OCHA also recorded 3,427 Palestinian and 205 Israeli injuries during the year, as of 27 December, compared with 15,477 and 304 injuries respectively in 2015. About 95 per cent of the Palestinian injuries in 2016 were recorded in the West Bank, including East Jerusalem, the vast majority during demonstrations and clashes. Similar to last year, about 58 per cent of the injuries resulted from tear gas inhalation requiring a medical intervention; 18 per cent from rubber, rubber-coated or sponge bullets; 16 per cent from live ammunition; and the rest from physical assault and other means.
Movement and access of people generally became more limited. The Israeli-controlled Erez crossing on Gaza’s northern border recorded a daily average of 531 exits of Palestinians during 2016 (until 30 November), down from 602 daily exits in 2015 and the 26,000 daily exits before the Second Intifada started in September 2000. Only certain categories of people, mainly medical and other humanitarian cases, merchants, and aid workers, are eligible for exit permits, subject to security checks. Between January and October 2016, 66 per cent of the permit applications by Palestinian patients to travel via Erez for treatment outside Gaza were approved on time, down from a 78 per cent during the same period in 2015

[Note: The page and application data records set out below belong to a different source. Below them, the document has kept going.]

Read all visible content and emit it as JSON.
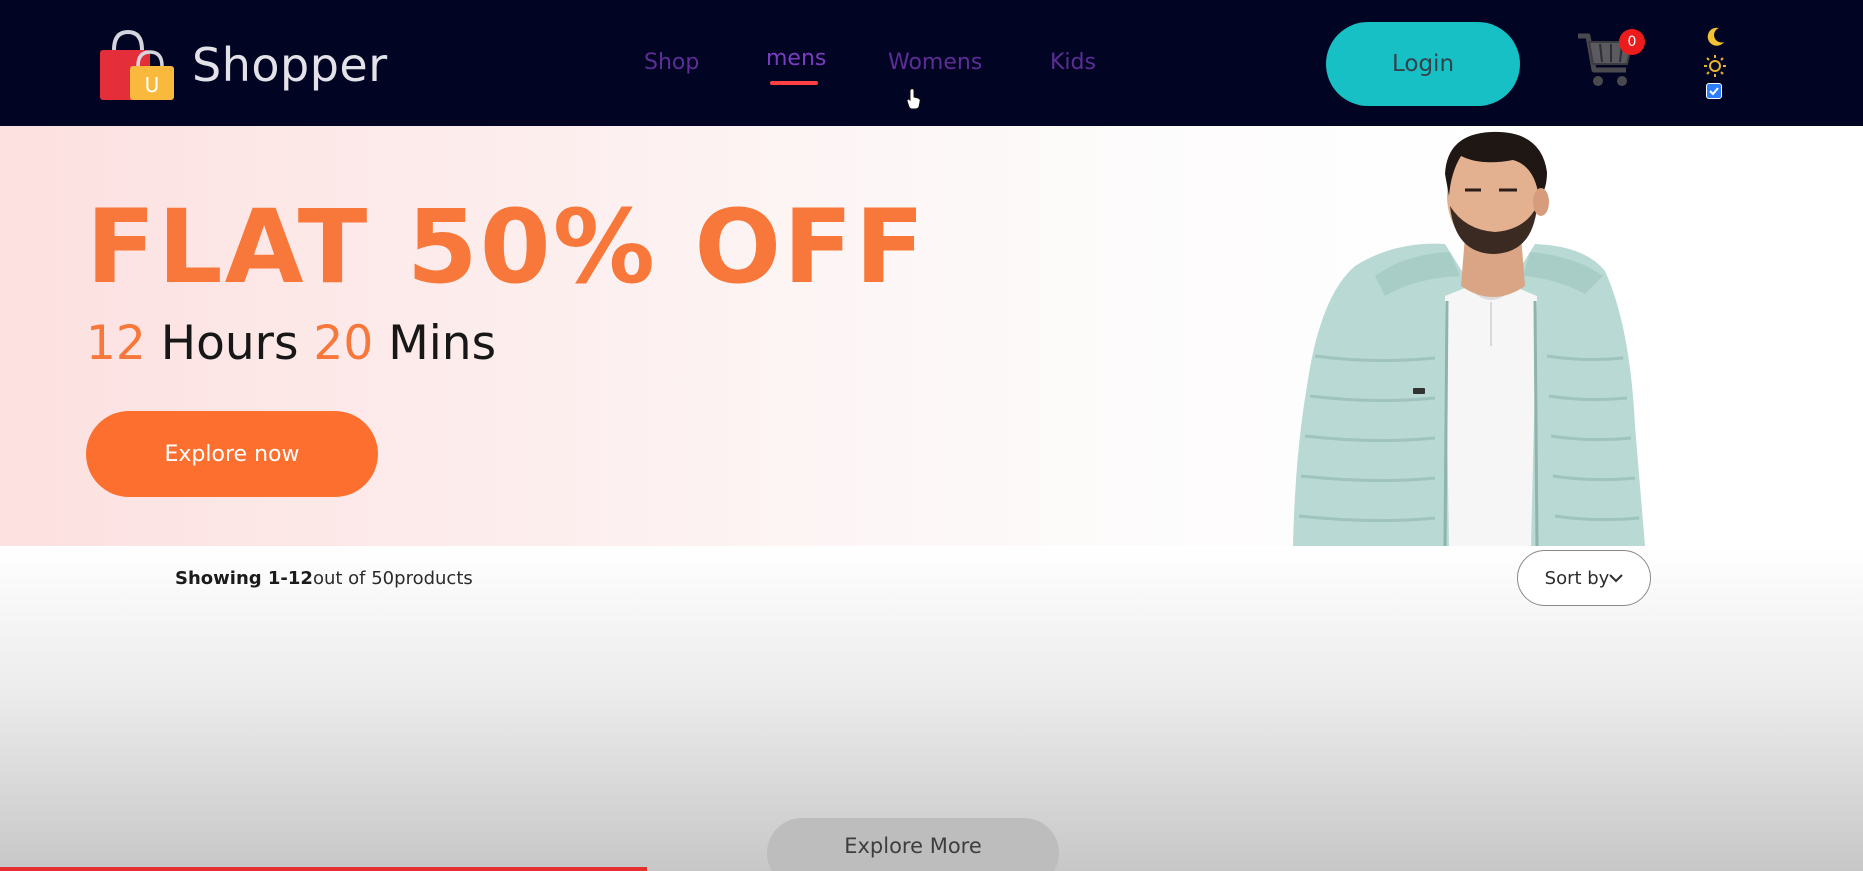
{
  "navbar": {
    "brand": "Shopper",
    "logo_letter": "U",
    "menu": [
      {
        "label": "Shop"
      },
      {
        "label": "mens",
        "active": true
      },
      {
        "label": "Womens"
      },
      {
        "label": "Kids"
      }
    ],
    "login_label": "Login",
    "cart_count": "0",
    "icons": [
      "cart-icon",
      "moon-icon",
      "sun-icon",
      "hand-pointer-icon"
    ],
    "theme_toggle_checked": true,
    "colors": {
      "background": "#020424",
      "menu_text": "#5d2d96",
      "active_underline": "#ff4141",
      "login_bg": "#16c0c4",
      "badge": "#ec1c1c"
    }
  },
  "hero": {
    "title": "FLAT 50% OFF",
    "timer": {
      "hours": "12",
      "hours_label": "Hours",
      "mins": "20",
      "mins_label": "Mins"
    },
    "cta_label": "Explore now",
    "colors": {
      "accent": "#f7783a",
      "cta_bg": "#fc6f2f"
    }
  },
  "products": {
    "showing_range": "Showing 1-12",
    "showing_out_of": "out of ",
    "showing_total": "50",
    "showing_suffix": "products",
    "sort_label": "Sort by",
    "sort_icon": "chevron-down-icon",
    "explore_more_label": "Explore More"
  }
}
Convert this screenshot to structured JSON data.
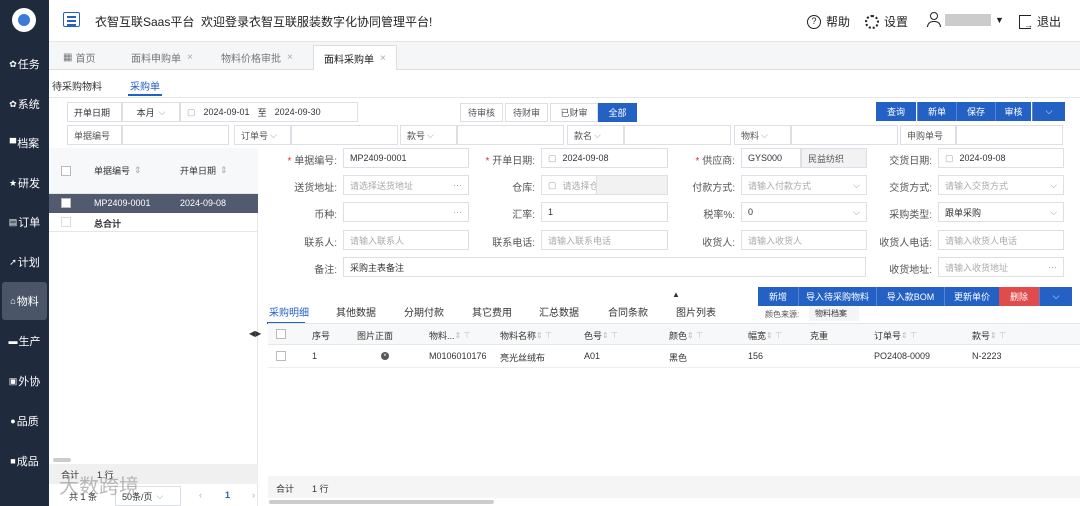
{
  "sidebar": {
    "items": [
      {
        "label": "任务",
        "icon": "gear-icon"
      },
      {
        "label": "系统",
        "icon": "gear-icon"
      },
      {
        "label": "档案",
        "icon": "folder-icon"
      },
      {
        "label": "研发",
        "icon": "star-icon"
      },
      {
        "label": "订单",
        "icon": "doc-icon"
      },
      {
        "label": "计划",
        "icon": "send-icon"
      },
      {
        "label": "物料",
        "icon": "home-icon"
      },
      {
        "label": "生产",
        "icon": "factory-icon"
      },
      {
        "label": "外协",
        "icon": "monitor-icon"
      },
      {
        "label": "品质",
        "icon": "check-icon"
      },
      {
        "label": "成品",
        "icon": "box-icon"
      }
    ]
  },
  "header": {
    "platform": "衣智互联Saas平台",
    "welcome": "欢迎登录衣智互联服装数字化协同管理平台!",
    "help": "帮助",
    "settings": "设置",
    "logout": "退出"
  },
  "tabs": [
    {
      "label": "首页"
    },
    {
      "label": "面料申购单"
    },
    {
      "label": "物料价格审批"
    },
    {
      "label": "面料采购单"
    }
  ],
  "subtabs": [
    "待采购物料",
    "采购单"
  ],
  "filter": {
    "date_label": "开单日期",
    "period": "本月",
    "date_from": "2024-09-01",
    "to": "至",
    "date_to": "2024-09-30",
    "statuses": [
      "待审核",
      "待财审",
      "已财审",
      "全部"
    ],
    "fields": [
      "单据编号",
      "订单号",
      "款号",
      "款名",
      "物料",
      "申购单号"
    ]
  },
  "actions": [
    "查询",
    "新单",
    "保存",
    "审核"
  ],
  "list": {
    "headers": [
      "单据编号",
      "开单日期"
    ],
    "rows": [
      {
        "no": "MP2409-0001",
        "date": "2024-09-08"
      }
    ],
    "total": "总合计",
    "footer_total": "合计",
    "footer_rows": "1 行",
    "pager": {
      "total": "共 1 条",
      "size": "50条/页",
      "page": "1"
    }
  },
  "form": {
    "doc_no": {
      "label": "单据编号:",
      "value": "MP2409-0001"
    },
    "open_date": {
      "label": "开单日期:",
      "value": "2024-09-08"
    },
    "supplier": {
      "label": "供应商:",
      "code": "GYS000",
      "name": "民益纺织"
    },
    "delivery_date": {
      "label": "交货日期:",
      "value": "2024-09-08"
    },
    "ship_addr": {
      "label": "送货地址:",
      "placeholder": "请选择送货地址"
    },
    "warehouse": {
      "label": "仓库:",
      "placeholder": "请选择仓"
    },
    "payment": {
      "label": "付款方式:",
      "placeholder": "请输入付款方式"
    },
    "delivery_mode": {
      "label": "交货方式:",
      "placeholder": "请输入交货方式"
    },
    "currency": {
      "label": "币种:"
    },
    "rate": {
      "label": "汇率:",
      "value": "1"
    },
    "tax": {
      "label": "税率%:",
      "value": "0"
    },
    "ptype": {
      "label": "采购类型:",
      "value": "跟单采购"
    },
    "contact": {
      "label": "联系人:",
      "placeholder": "请输入联系人"
    },
    "phone": {
      "label": "联系电话:",
      "placeholder": "请输入联系电话"
    },
    "receiver": {
      "label": "收货人:",
      "placeholder": "请输入收货人"
    },
    "receiver_phone": {
      "label": "收货人电话:",
      "placeholder": "请输入收货人电话"
    },
    "remark": {
      "label": "备注:",
      "value": "采购主表备注"
    },
    "recv_addr": {
      "label": "收货地址:",
      "placeholder": "请输入收货地址"
    }
  },
  "detail_tabs": [
    "采购明细",
    "其他数据",
    "分期付款",
    "其它费用",
    "汇总数据",
    "合同条款",
    "图片列表"
  ],
  "detail_actions": [
    "新增",
    "导入待采购物料",
    "导入款BOM",
    "更新单价",
    "删除"
  ],
  "color_source": {
    "label": "颜色来源:",
    "value": "物料档案"
  },
  "detail": {
    "headers": [
      "序号",
      "图片正面",
      "物料...",
      "物料名称",
      "色号",
      "颜色",
      "幅宽",
      "克重",
      "订单号",
      "款号"
    ],
    "rows": [
      {
        "seq": "1",
        "code": "M0106010176",
        "name": "亮光丝绒布",
        "colorno": "A01",
        "color": "黑色",
        "width": "156",
        "weight": "",
        "order": "PO2408-0009",
        "style": "N-2223"
      }
    ],
    "footer_total": "合计",
    "footer_rows": "1 行"
  },
  "watermark": "大数跨境",
  "colors": {
    "sidebar": "#1f2a3d",
    "primary": "#2461c5",
    "delete": "#e04b4b"
  }
}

This year too, the Egyptian-controlled Rafah crossing opened on an exceptional basis only, recording a monthly average of 3,306 crossings in both directions (until 30 November), down from a monthly average of 25,186 in 2013, before its closure, which was imposed in October 2014.
By contrast, OCHA recorded in 2016 some improvements in the movement of goods to and from Gaza. On average, 9,891 truckloads of goods have entered the Gaza Strip every month through the Kerem Shalom crossing during 2016 (until 30 November), up from 7,836 in 2015, but down from 11,176 in the first half of 2007, before the blockade was imposed. An average of 166 truckloads exited the coastal enclave monthly, up from 113 a month in 2015 and down from 961 monthly in the first half of 2007.
Inside of the West Bank, OCHA recorded 472 movement obstacles as of mid-December 2016, including 44 permanently staffed checkpoints (31 of them along the Barrier), 52 partially staffed checkpoints, 180 earth mounds, 72 roadblocks, and 124 road gates, half of which are normally closed. Although the cumulative number of obstacles is some 5 per cent higher than the equivalent figure by the end of 2015 (451), there are 15 fewer permanently staffed checkpoints than by the end of 2015, most of which were turned into partially staffed checkpoints, thus improving Palestinian movement through them. Additionally, by the end of 2016 there were 110 obstacles deployed within the Israeli-controlled area of Hebron city (H2).